■ Task item:
Your task is to extract every entry that follows word for word while excluding the pictures.

■ Data extracts:
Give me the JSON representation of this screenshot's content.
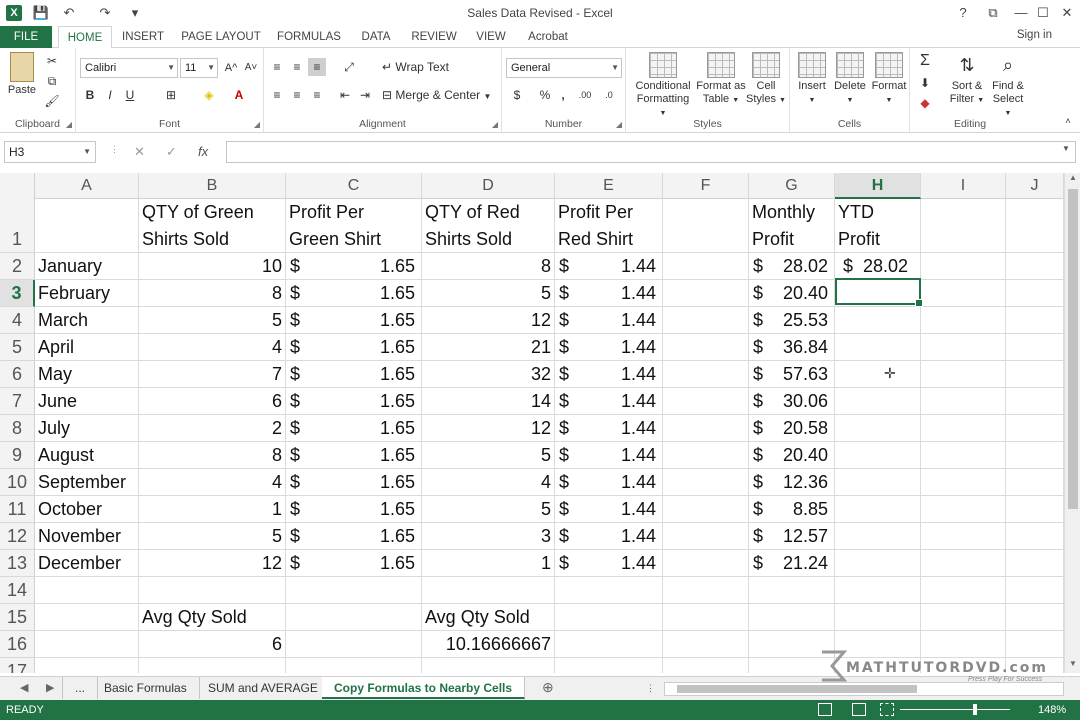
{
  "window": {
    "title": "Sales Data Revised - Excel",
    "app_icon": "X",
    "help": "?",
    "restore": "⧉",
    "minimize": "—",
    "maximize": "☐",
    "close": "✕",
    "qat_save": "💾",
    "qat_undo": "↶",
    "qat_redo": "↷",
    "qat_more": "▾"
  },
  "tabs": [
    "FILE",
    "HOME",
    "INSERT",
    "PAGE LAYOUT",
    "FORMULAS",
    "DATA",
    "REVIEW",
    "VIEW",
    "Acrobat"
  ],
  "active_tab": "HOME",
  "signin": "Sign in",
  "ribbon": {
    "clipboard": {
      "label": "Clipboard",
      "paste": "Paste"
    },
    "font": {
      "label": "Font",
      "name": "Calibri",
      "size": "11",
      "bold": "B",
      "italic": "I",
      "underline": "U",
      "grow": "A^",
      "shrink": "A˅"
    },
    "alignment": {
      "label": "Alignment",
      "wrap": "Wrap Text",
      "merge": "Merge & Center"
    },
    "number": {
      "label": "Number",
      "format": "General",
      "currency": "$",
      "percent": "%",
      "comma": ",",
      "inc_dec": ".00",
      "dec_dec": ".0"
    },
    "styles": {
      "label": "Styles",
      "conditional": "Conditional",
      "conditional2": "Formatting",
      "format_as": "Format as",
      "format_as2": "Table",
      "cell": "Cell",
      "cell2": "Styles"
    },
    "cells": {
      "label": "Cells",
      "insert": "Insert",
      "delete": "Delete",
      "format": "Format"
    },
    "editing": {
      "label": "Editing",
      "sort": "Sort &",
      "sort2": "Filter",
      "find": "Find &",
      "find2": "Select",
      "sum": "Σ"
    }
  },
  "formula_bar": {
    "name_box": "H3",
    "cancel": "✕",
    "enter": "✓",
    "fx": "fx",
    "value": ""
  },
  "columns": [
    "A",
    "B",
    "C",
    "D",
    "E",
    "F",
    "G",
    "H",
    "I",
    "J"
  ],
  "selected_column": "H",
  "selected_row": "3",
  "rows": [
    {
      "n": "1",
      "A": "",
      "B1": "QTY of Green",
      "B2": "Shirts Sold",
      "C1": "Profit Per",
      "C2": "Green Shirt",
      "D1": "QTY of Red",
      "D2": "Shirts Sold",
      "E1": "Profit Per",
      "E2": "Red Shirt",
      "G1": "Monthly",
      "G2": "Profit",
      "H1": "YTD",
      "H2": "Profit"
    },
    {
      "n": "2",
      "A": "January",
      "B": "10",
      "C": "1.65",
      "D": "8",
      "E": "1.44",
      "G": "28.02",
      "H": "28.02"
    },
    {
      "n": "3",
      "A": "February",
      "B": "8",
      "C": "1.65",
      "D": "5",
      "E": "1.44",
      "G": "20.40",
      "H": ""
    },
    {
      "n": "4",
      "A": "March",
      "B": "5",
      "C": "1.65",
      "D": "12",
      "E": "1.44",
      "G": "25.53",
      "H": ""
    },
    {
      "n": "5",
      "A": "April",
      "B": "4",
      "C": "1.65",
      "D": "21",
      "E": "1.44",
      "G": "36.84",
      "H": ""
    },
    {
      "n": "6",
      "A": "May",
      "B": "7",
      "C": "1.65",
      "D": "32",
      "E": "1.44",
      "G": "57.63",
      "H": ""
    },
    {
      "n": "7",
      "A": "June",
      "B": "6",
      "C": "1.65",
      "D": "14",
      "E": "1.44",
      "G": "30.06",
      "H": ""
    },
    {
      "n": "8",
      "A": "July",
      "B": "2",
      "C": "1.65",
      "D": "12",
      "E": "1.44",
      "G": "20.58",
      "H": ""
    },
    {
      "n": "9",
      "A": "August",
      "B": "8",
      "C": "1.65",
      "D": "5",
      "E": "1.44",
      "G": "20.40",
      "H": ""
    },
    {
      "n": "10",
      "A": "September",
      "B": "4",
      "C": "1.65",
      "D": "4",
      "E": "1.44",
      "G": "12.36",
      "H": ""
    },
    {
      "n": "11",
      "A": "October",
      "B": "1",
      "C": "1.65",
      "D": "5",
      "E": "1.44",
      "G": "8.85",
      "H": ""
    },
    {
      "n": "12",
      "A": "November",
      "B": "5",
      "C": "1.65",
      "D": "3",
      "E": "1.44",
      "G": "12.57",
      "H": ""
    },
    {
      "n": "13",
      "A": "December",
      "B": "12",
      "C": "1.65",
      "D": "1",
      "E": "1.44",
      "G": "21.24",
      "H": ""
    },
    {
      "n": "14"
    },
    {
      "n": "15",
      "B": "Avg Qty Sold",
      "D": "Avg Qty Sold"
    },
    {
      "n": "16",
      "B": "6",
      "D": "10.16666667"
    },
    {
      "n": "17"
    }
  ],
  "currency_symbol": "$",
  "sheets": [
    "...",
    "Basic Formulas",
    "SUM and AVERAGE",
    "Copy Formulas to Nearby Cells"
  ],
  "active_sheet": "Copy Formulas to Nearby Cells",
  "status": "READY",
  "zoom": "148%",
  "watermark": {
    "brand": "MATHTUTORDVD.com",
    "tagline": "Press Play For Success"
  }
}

■ Response:
Give me the JSON representation of this screenshot's content.
{
  "window": {
    "title": "Sales Data Revised - Excel",
    "app_icon": "X",
    "help": "?",
    "restore": "⧉",
    "minimize": "—",
    "maximize": "☐",
    "close": "✕",
    "qat_save": "💾",
    "qat_undo": "↶",
    "qat_redo": "↷",
    "qat_more": "▾"
  },
  "tabs": [
    "FILE",
    "HOME",
    "INSERT",
    "PAGE LAYOUT",
    "FORMULAS",
    "DATA",
    "REVIEW",
    "VIEW",
    "Acrobat"
  ],
  "active_tab": "HOME",
  "signin": "Sign in",
  "ribbon": {
    "clipboard": {
      "label": "Clipboard",
      "paste": "Paste"
    },
    "font": {
      "label": "Font",
      "name": "Calibri",
      "size": "11",
      "bold": "B",
      "italic": "I",
      "underline": "U",
      "grow": "A^",
      "shrink": "A˅"
    },
    "alignment": {
      "label": "Alignment",
      "wrap": "Wrap Text",
      "merge": "Merge & Center"
    },
    "number": {
      "label": "Number",
      "format": "General",
      "currency": "$",
      "percent": "%",
      "comma": ",",
      "inc_dec": ".00",
      "dec_dec": ".0"
    },
    "styles": {
      "label": "Styles",
      "conditional": "Conditional",
      "conditional2": "Formatting",
      "format_as": "Format as",
      "format_as2": "Table",
      "cell": "Cell",
      "cell2": "Styles"
    },
    "cells": {
      "label": "Cells",
      "insert": "Insert",
      "delete": "Delete",
      "format": "Format"
    },
    "editing": {
      "label": "Editing",
      "sort": "Sort &",
      "sort2": "Filter",
      "find": "Find &",
      "find2": "Select",
      "sum": "Σ"
    }
  },
  "formula_bar": {
    "name_box": "H3",
    "cancel": "✕",
    "enter": "✓",
    "fx": "fx",
    "value": ""
  },
  "columns": [
    "A",
    "B",
    "C",
    "D",
    "E",
    "F",
    "G",
    "H",
    "I",
    "J"
  ],
  "selected_column": "H",
  "selected_row": "3",
  "rows": [
    {
      "n": "1",
      "A": "",
      "B1": "QTY of Green",
      "B2": "Shirts Sold",
      "C1": "Profit Per",
      "C2": "Green Shirt",
      "D1": "QTY of Red",
      "D2": "Shirts Sold",
      "E1": "Profit Per",
      "E2": "Red Shirt",
      "G1": "Monthly",
      "G2": "Profit",
      "H1": "YTD",
      "H2": "Profit"
    },
    {
      "n": "2",
      "A": "January",
      "B": "10",
      "C": "1.65",
      "D": "8",
      "E": "1.44",
      "G": "28.02",
      "H": "28.02"
    },
    {
      "n": "3",
      "A": "February",
      "B": "8",
      "C": "1.65",
      "D": "5",
      "E": "1.44",
      "G": "20.40",
      "H": ""
    },
    {
      "n": "4",
      "A": "March",
      "B": "5",
      "C": "1.65",
      "D": "12",
      "E": "1.44",
      "G": "25.53",
      "H": ""
    },
    {
      "n": "5",
      "A": "April",
      "B": "4",
      "C": "1.65",
      "D": "21",
      "E": "1.44",
      "G": "36.84",
      "H": ""
    },
    {
      "n": "6",
      "A": "May",
      "B": "7",
      "C": "1.65",
      "D": "32",
      "E": "1.44",
      "G": "57.63",
      "H": ""
    },
    {
      "n": "7",
      "A": "June",
      "B": "6",
      "C": "1.65",
      "D": "14",
      "E": "1.44",
      "G": "30.06",
      "H": ""
    },
    {
      "n": "8",
      "A": "July",
      "B": "2",
      "C": "1.65",
      "D": "12",
      "E": "1.44",
      "G": "20.58",
      "H": ""
    },
    {
      "n": "9",
      "A": "August",
      "B": "8",
      "C": "1.65",
      "D": "5",
      "E": "1.44",
      "G": "20.40",
      "H": ""
    },
    {
      "n": "10",
      "A": "September",
      "B": "4",
      "C": "1.65",
      "D": "4",
      "E": "1.44",
      "G": "12.36",
      "H": ""
    },
    {
      "n": "11",
      "A": "October",
      "B": "1",
      "C": "1.65",
      "D": "5",
      "E": "1.44",
      "G": "8.85",
      "H": ""
    },
    {
      "n": "12",
      "A": "November",
      "B": "5",
      "C": "1.65",
      "D": "3",
      "E": "1.44",
      "G": "12.57",
      "H": ""
    },
    {
      "n": "13",
      "A": "December",
      "B": "12",
      "C": "1.65",
      "D": "1",
      "E": "1.44",
      "G": "21.24",
      "H": ""
    },
    {
      "n": "14"
    },
    {
      "n": "15",
      "B": "Avg Qty Sold",
      "D": "Avg Qty Sold"
    },
    {
      "n": "16",
      "B": "6",
      "D": "10.16666667"
    },
    {
      "n": "17"
    }
  ],
  "currency_symbol": "$",
  "sheets": [
    "...",
    "Basic Formulas",
    "SUM and AVERAGE",
    "Copy Formulas to Nearby Cells"
  ],
  "active_sheet": "Copy Formulas to Nearby Cells",
  "status": "READY",
  "zoom": "148%",
  "watermark": {
    "brand": "MATHTUTORDVD.com",
    "tagline": "Press Play For Success"
  }
}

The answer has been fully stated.